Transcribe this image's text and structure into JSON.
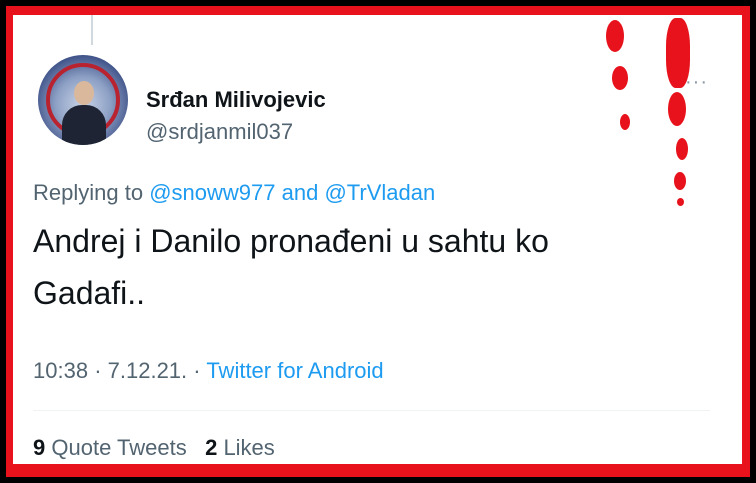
{
  "tweet": {
    "author_name": "Srđan Milivojevic",
    "author_handle": "@srdjanmil037",
    "more_icon": "···",
    "reply_prefix": "Replying to",
    "reply_mention_1": "@snoww977",
    "reply_and": "and",
    "reply_mention_2": "@TrVladan",
    "text_line_1": "Andrej i Danilo pronađeni u sahtu ko",
    "text_line_2": "Gadafi..",
    "time": "10:38",
    "date": "7.12.21.",
    "separator": "·",
    "source": "Twitter for Android",
    "quote_count": "9",
    "quote_label": "Quote Tweets",
    "like_count": "2",
    "like_label": "Likes"
  },
  "colors": {
    "frame_red": "#e8121c",
    "link_blue": "#1d9bf0",
    "secondary_text": "#536471",
    "primary_text": "#0f1419"
  }
}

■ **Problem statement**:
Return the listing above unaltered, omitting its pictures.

■ **Your response**:
Transcribe this image's text and structure into JSON.
{
  "tweet": {
    "author_name": "Srđan Milivojevic",
    "author_handle": "@srdjanmil037",
    "more_icon": "···",
    "reply_prefix": "Replying to",
    "reply_mention_1": "@snoww977",
    "reply_and": "and",
    "reply_mention_2": "@TrVladan",
    "text_line_1": "Andrej i Danilo pronađeni u sahtu ko",
    "text_line_2": "Gadafi..",
    "time": "10:38",
    "date": "7.12.21.",
    "separator": "·",
    "source": "Twitter for Android",
    "quote_count": "9",
    "quote_label": "Quote Tweets",
    "like_count": "2",
    "like_label": "Likes"
  },
  "colors": {
    "frame_red": "#e8121c",
    "link_blue": "#1d9bf0",
    "secondary_text": "#536471",
    "primary_text": "#0f1419"
  }
}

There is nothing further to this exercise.